Late Wednesday, the Democrats on the House Judiciary Committee wrote a letter to Pence, urging him to invoke the amendment.
“For the sake of our democracy, we emphatically urge you to invoke the 25th Amendment and begin the process of removing President Trump from office,” according to the letter, lead by Reps. David Cicilline (Rhode Island) and Ted Lieu (California).
How would the 25th Amendment be used?
Section 4 of the 25th Amendment says:
“Whenever the Vice President and a majority of either the principal officers of the executive departments or of such other body as Congress may by law provide, transmit to the President pro tempore of the Senate and the Speaker of the House of Representatives their written declaration that the President is unable to discharge the powers and duties of his office, the Vice President shall immediately assume the powers and duties of the office as Acting President.”
The “principal officers of the executive departments” refer to the 16 secretaries within the president’s cabinet. Pence would need to have eight or more to join with him in a written declaration regarding the president’s inability to complete his duties.
In the event that the 25th Amendment is used, it would mean Pence filling Trump’s vacated presidency and would also give Pence the ability to nominate a new vice president. Trump could declare to the House speaker and the pro tempore of the Senate that there is “no inability” for him to govern. At that point, it would be up to Congress to decide on the matter within 21 days, which would pass the Jan. 20 date when President-elect Joe Biden takes office.
Has the 25th Amendment ever been used before?
Section 4, the portion largely referenced throughout the week, has never been enacted, only coming close once during an attempted assassination on President Ronald Reagan in 1981.
Congress approved the 25th Amendment in 1965. It was ratified and certified as an amendment the following year by President Lyndon Johnson.
The first usage of the other sections of the 25th Amendment was in 1973 when President Richard Nixon nominated Gerald Ford after Vice President Spiro Agnew resigned. The amendment was used once more when Nixon resigned and Ford assumed the presidency. Ford also used the amendment when he chose Nelson Rockefeller to fill the vice presidency.

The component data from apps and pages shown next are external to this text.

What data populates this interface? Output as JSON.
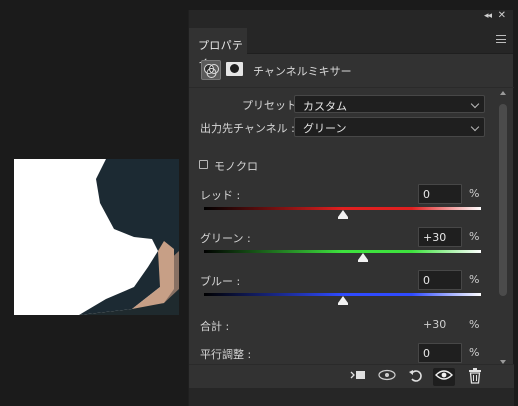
{
  "panel": {
    "tab_label": "プロパティ",
    "adjustment_title": "チャンネルミキサー"
  },
  "preset": {
    "label": "プリセット :",
    "value": "カスタム"
  },
  "output": {
    "label": "出力先チャンネル :",
    "value": "グリーン"
  },
  "monochrome": {
    "label": "モノクロ",
    "checked": false
  },
  "sliders": [
    {
      "label": "レッド :",
      "value": "0",
      "unit": "%",
      "percent": 0,
      "color": "#e02020"
    },
    {
      "label": "グリーン :",
      "value": "+30",
      "unit": "%",
      "percent": 30,
      "color": "#3ee23e"
    },
    {
      "label": "ブルー :",
      "value": "0",
      "unit": "%",
      "percent": 0,
      "color": "#2f4bff"
    }
  ],
  "total": {
    "label": "合計 :",
    "value": "+30",
    "unit": "%"
  },
  "constant": {
    "label": "平行調整 :",
    "value": "0",
    "unit": "%"
  },
  "icons": {
    "collapse": "double-chevron-left-icon",
    "close": "close-icon",
    "menu": "panel-menu-icon",
    "adjustment": "channel-mixer-icon",
    "mask": "layer-mask-icon",
    "clip": "clip-to-layer-icon",
    "view_previous": "view-previous-state-icon",
    "reset": "reset-icon",
    "visibility": "eye-icon",
    "delete": "trash-icon"
  }
}
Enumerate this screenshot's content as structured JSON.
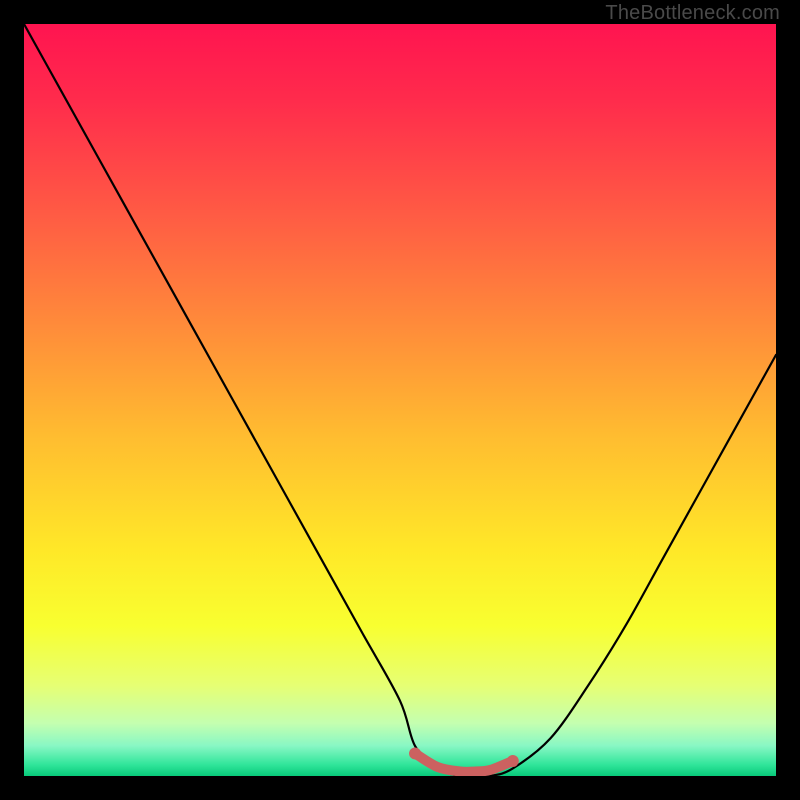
{
  "watermark": "TheBottleneck.com",
  "chart_data": {
    "type": "line",
    "title": "",
    "xlabel": "",
    "ylabel": "",
    "xlim": [
      0,
      100
    ],
    "ylim": [
      0,
      100
    ],
    "series": [
      {
        "name": "curve",
        "x": [
          0,
          5,
          10,
          15,
          20,
          25,
          30,
          35,
          40,
          45,
          50,
          52,
          55,
          58,
          60,
          62,
          65,
          70,
          75,
          80,
          85,
          90,
          95,
          100
        ],
        "y": [
          100,
          91,
          82,
          73,
          64,
          55,
          46,
          37,
          28,
          19,
          10,
          4,
          1,
          0,
          0,
          0,
          1,
          5,
          12,
          20,
          29,
          38,
          47,
          56
        ]
      }
    ],
    "valley_marker": {
      "name": "valley-band",
      "color": "#cc6160",
      "x": [
        52,
        55,
        58,
        60,
        62,
        65
      ],
      "y": [
        3,
        1.2,
        0.6,
        0.6,
        0.8,
        2
      ]
    },
    "background_gradient_stops": [
      {
        "offset": 0.0,
        "color": "#ff1450"
      },
      {
        "offset": 0.1,
        "color": "#ff2b4c"
      },
      {
        "offset": 0.25,
        "color": "#ff5a44"
      },
      {
        "offset": 0.4,
        "color": "#ff8b3a"
      },
      {
        "offset": 0.55,
        "color": "#ffbd30"
      },
      {
        "offset": 0.7,
        "color": "#ffe828"
      },
      {
        "offset": 0.8,
        "color": "#f8ff30"
      },
      {
        "offset": 0.88,
        "color": "#e6ff74"
      },
      {
        "offset": 0.93,
        "color": "#c4ffb0"
      },
      {
        "offset": 0.96,
        "color": "#88f7c4"
      },
      {
        "offset": 0.985,
        "color": "#30e59a"
      },
      {
        "offset": 1.0,
        "color": "#08c97a"
      }
    ]
  }
}
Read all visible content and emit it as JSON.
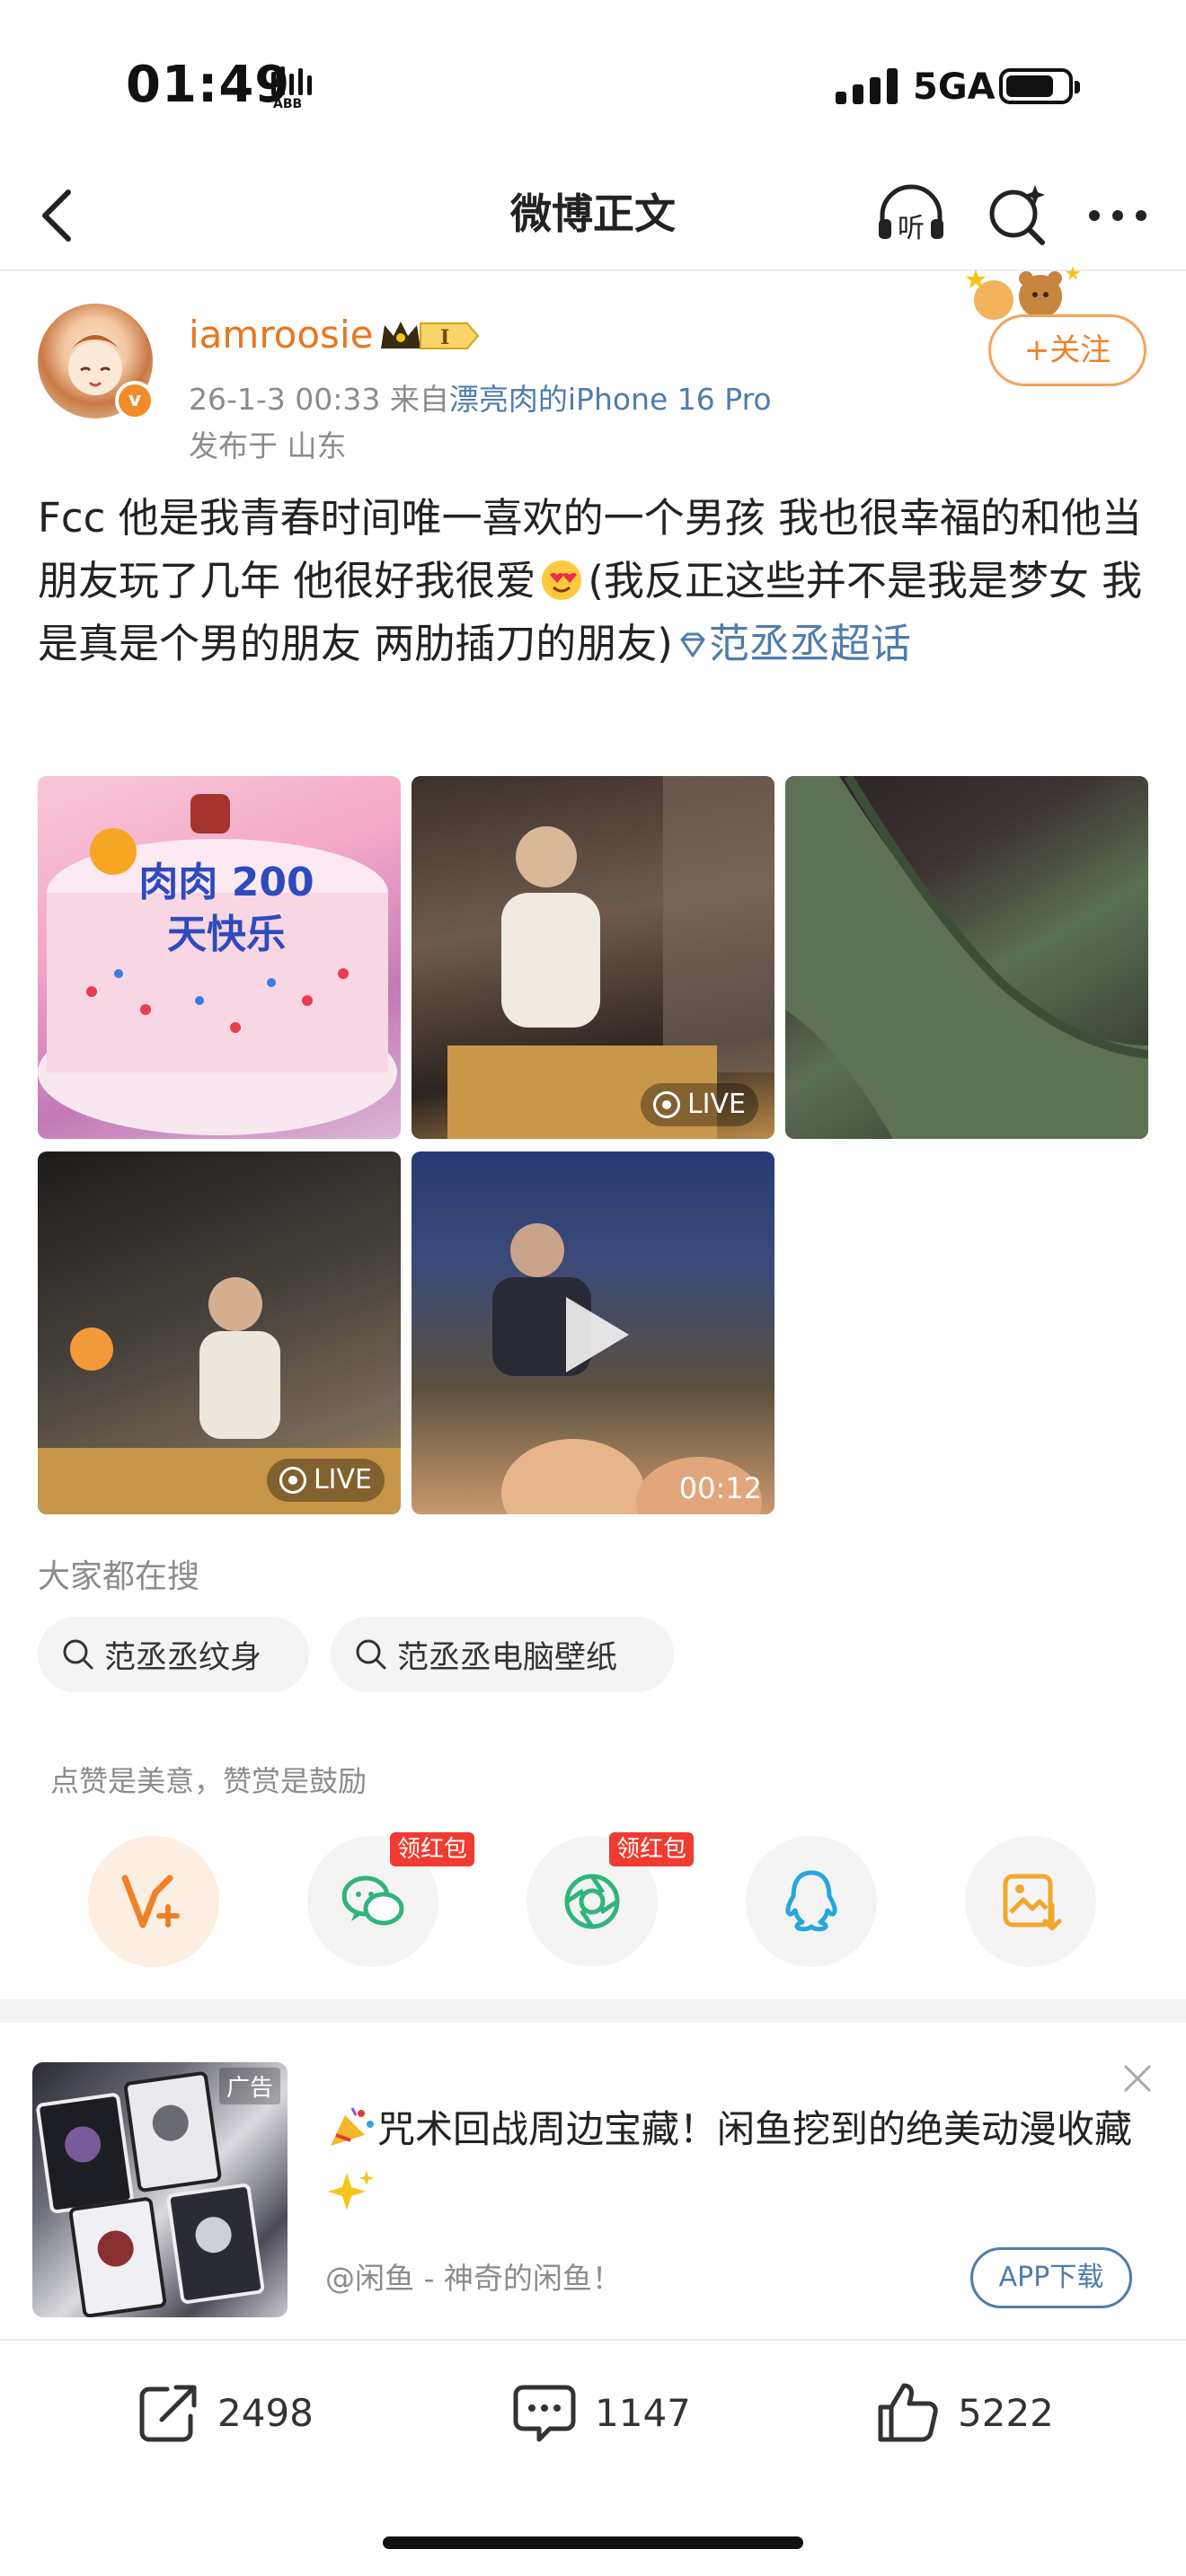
{
  "status_bar": {
    "time": "01:49",
    "network": "5GA",
    "icon": "activity-bars-icon"
  },
  "nav": {
    "title": "微博正文",
    "back_icon": "back-chevron-icon",
    "listen_icon": "listen-headphones-icon",
    "listen_label": "听",
    "search_icon": "search-sparkle-icon",
    "more_icon": "more-dots-icon"
  },
  "post": {
    "username": "iamroosie",
    "vip_level": "I",
    "date": "26-1-3 00:33",
    "source_prefix": "来自",
    "source": "漂亮肉的iPhone 16 Pro",
    "location": "发布于 山东",
    "follow_label": "+关注",
    "text_part1": "Fcc 他是我青春时间唯一喜欢的一个男孩 我也很幸福的和他当朋友玩了几年  他很好我很爱",
    "text_part2": "(我反正这些并不是我是梦女 我是真是个男的朋友 两肋插刀的朋友)",
    "topic": "范丞丞超话",
    "cake_text": "肉肉 200天快乐",
    "images": [
      {
        "kind": "photo",
        "label": ""
      },
      {
        "kind": "live",
        "label": "LIVE"
      },
      {
        "kind": "photo",
        "label": ""
      },
      {
        "kind": "live",
        "label": "LIVE"
      },
      {
        "kind": "video",
        "label": "00:12"
      }
    ]
  },
  "searches": {
    "heading": "大家都在搜",
    "items": [
      "范丞丞纹身",
      "范丞丞电脑壁纸"
    ]
  },
  "reward": {
    "note": "点赞是美意，赞赏是鼓励",
    "hongbao_label": "领红包",
    "buttons": [
      "vip-reward-icon",
      "wechat-icon",
      "moments-icon",
      "qq-icon",
      "save-image-icon"
    ]
  },
  "ad": {
    "label": "广告",
    "title": "咒术回战周边宝藏！闲鱼挖到的绝美动漫收藏",
    "source": "@闲鱼 - 神奇的闲鱼！",
    "button": "APP下载"
  },
  "toolbar": {
    "reposts": "2498",
    "comments": "1147",
    "likes": "5222"
  },
  "colors": {
    "accent_orange": "#f08127",
    "link_blue": "#4f7cad",
    "hongbao_red": "#ef3b30"
  }
}
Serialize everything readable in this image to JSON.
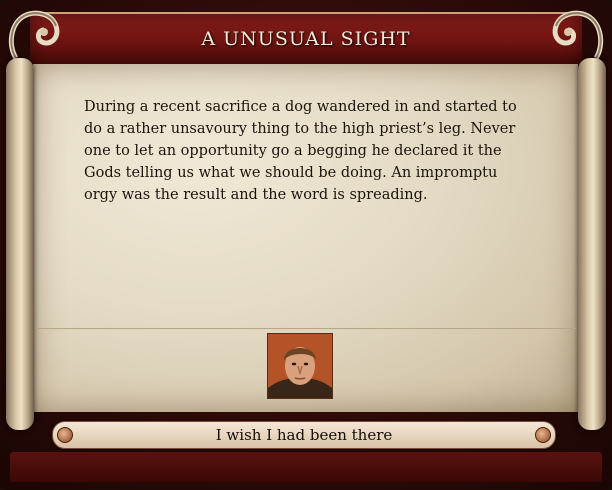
{
  "window": {
    "title": "A UNUSUAL SIGHT"
  },
  "event": {
    "description": "During a recent sacrifice a dog wandered in and started to do a rather unsavoury thing to the high priest’s leg. Never one to let an opportunity go a begging he declared it the Gods telling us what we should be doing. An impromptu orgy was the result and the word is spreading."
  },
  "portrait": {
    "icon": "character-portrait"
  },
  "options": [
    {
      "label": "I wish I had been there"
    }
  ],
  "colors": {
    "title_band": "#7a1714",
    "parchment": "#e6dcc6",
    "button_fill": "#e8d6c0",
    "text": "#1c140c"
  }
}
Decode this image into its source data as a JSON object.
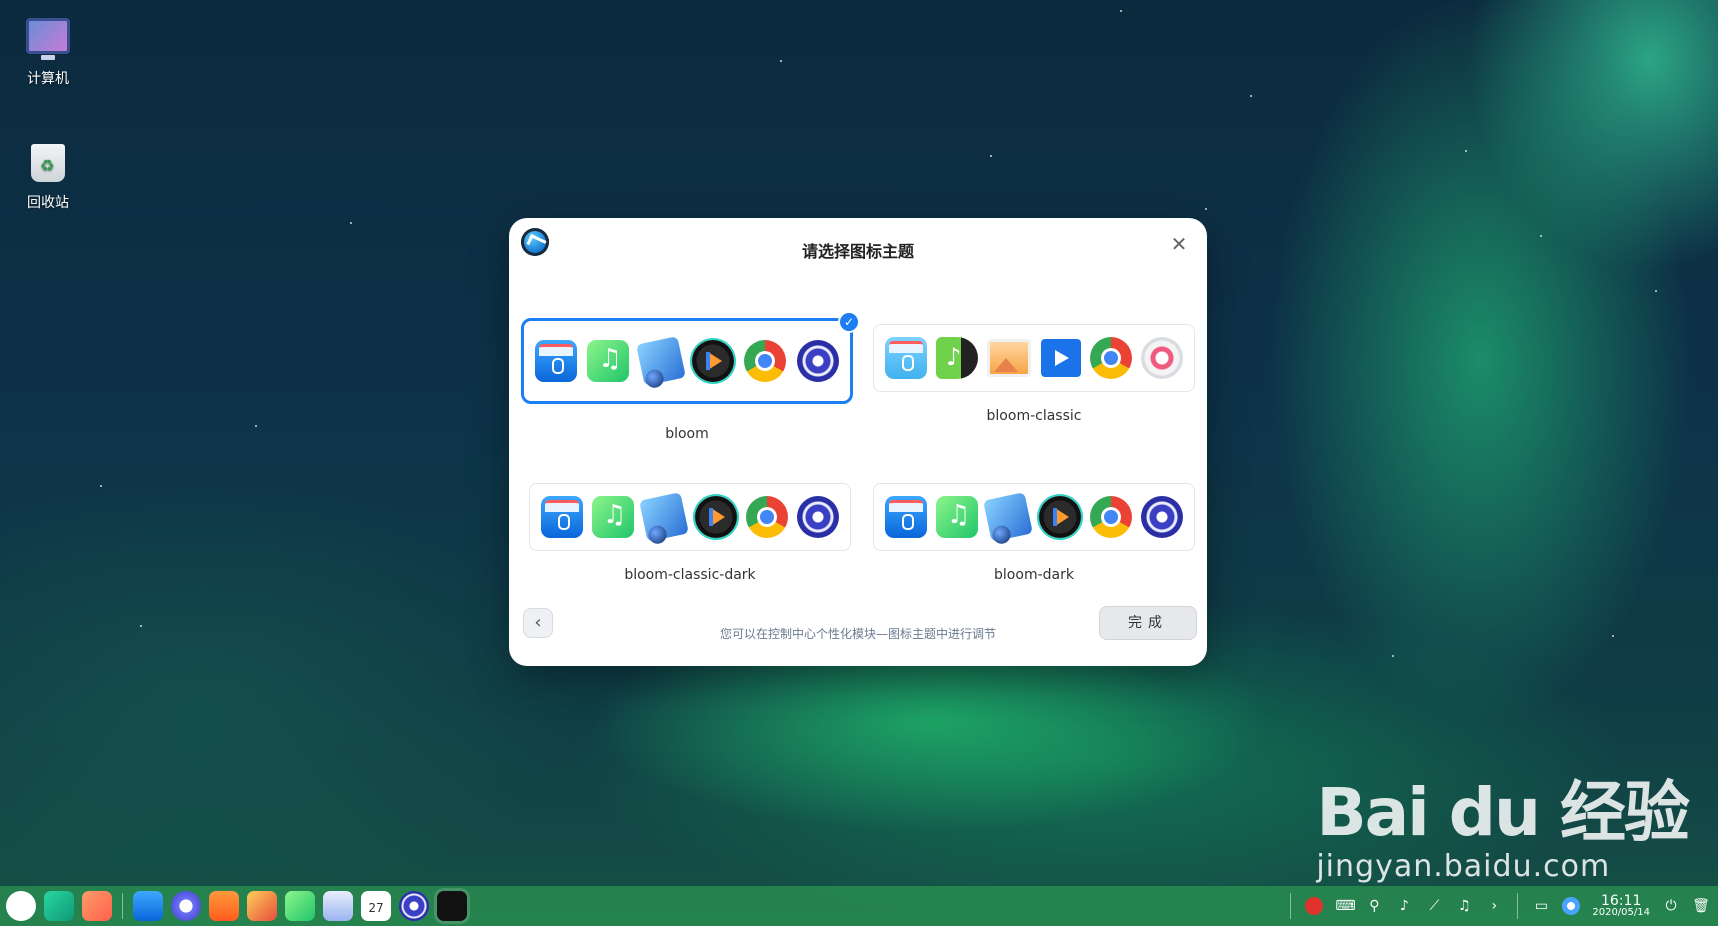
{
  "desktop": {
    "icons": [
      {
        "label": "计算机"
      },
      {
        "label": "回收站"
      }
    ]
  },
  "dialog": {
    "title": "请选择图标主题",
    "close_symbol": "✕",
    "themes": [
      {
        "name": "bloom",
        "selected": true
      },
      {
        "name": "bloom-classic",
        "selected": false
      },
      {
        "name": "bloom-classic-dark",
        "selected": false
      },
      {
        "name": "bloom-dark",
        "selected": false
      }
    ],
    "hint": "您可以在控制中心个性化模块—图标主题中进行调节",
    "back_symbol": "‹",
    "done_label": "完成"
  },
  "taskbar": {
    "clock_time": "16:11",
    "clock_date": "2020/05/14"
  },
  "watermark": {
    "main": "Bai du 经验",
    "sub": "jingyan.baidu.com"
  }
}
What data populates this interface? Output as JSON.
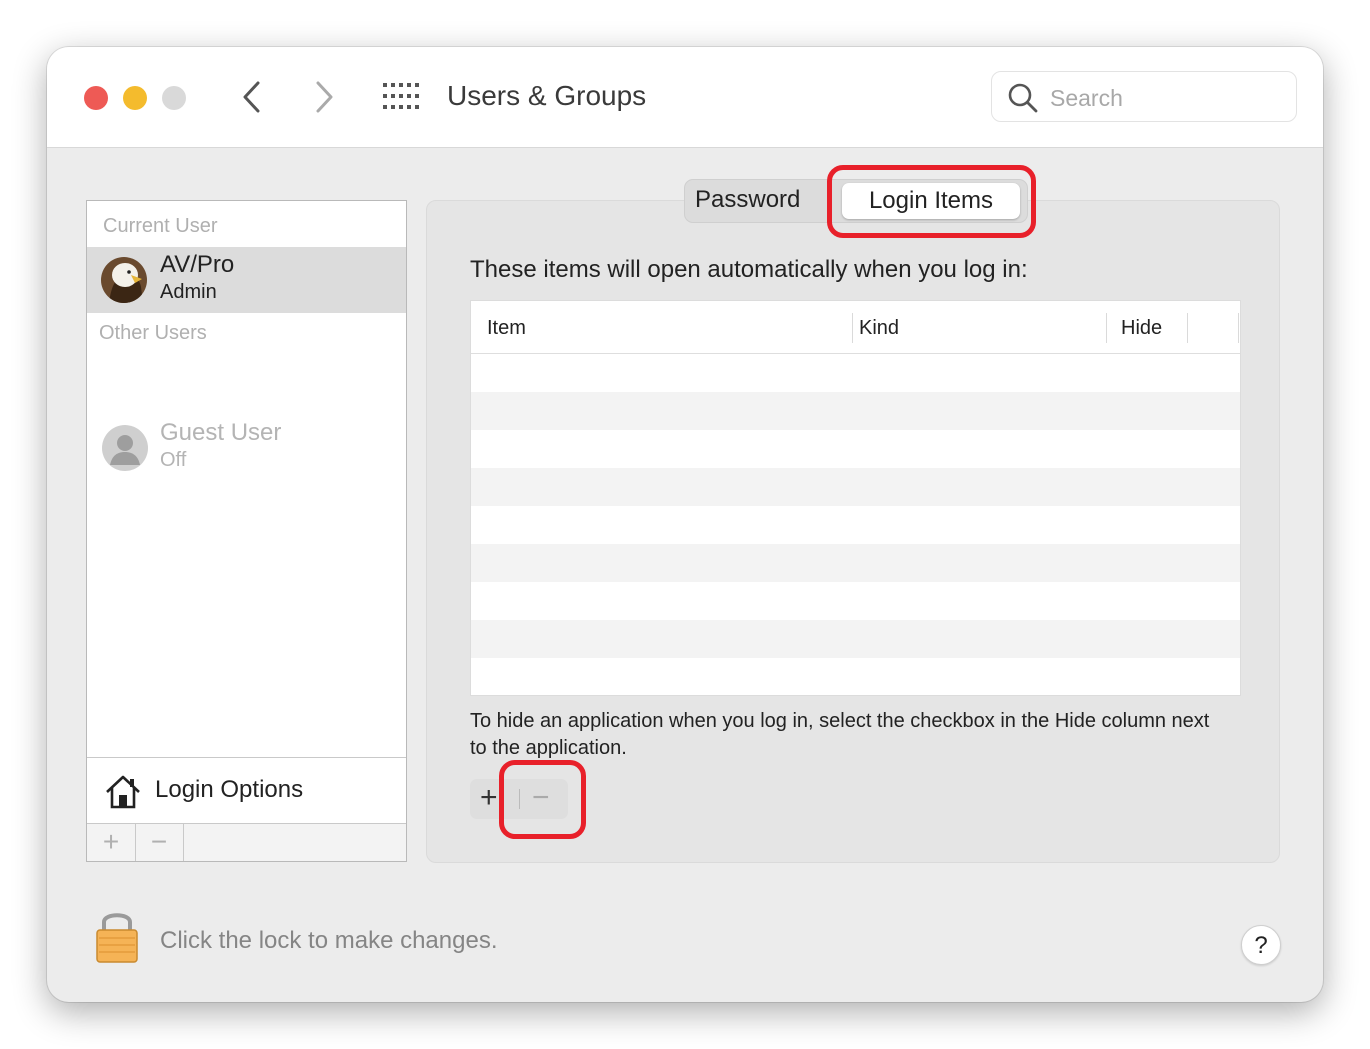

Most recently, President George W. Bush twice invoked the 25th Amendment to temporarily transfer the powers of the presidency to Vice President Dick Cheney while Bush underwent colonoscopies — first in 2002 and then again in 2007 — under anesthesia. His father, then Vice President George H. W. Bush, was the recipient of 25th Amendment authority from President Ronald Regan in 1985.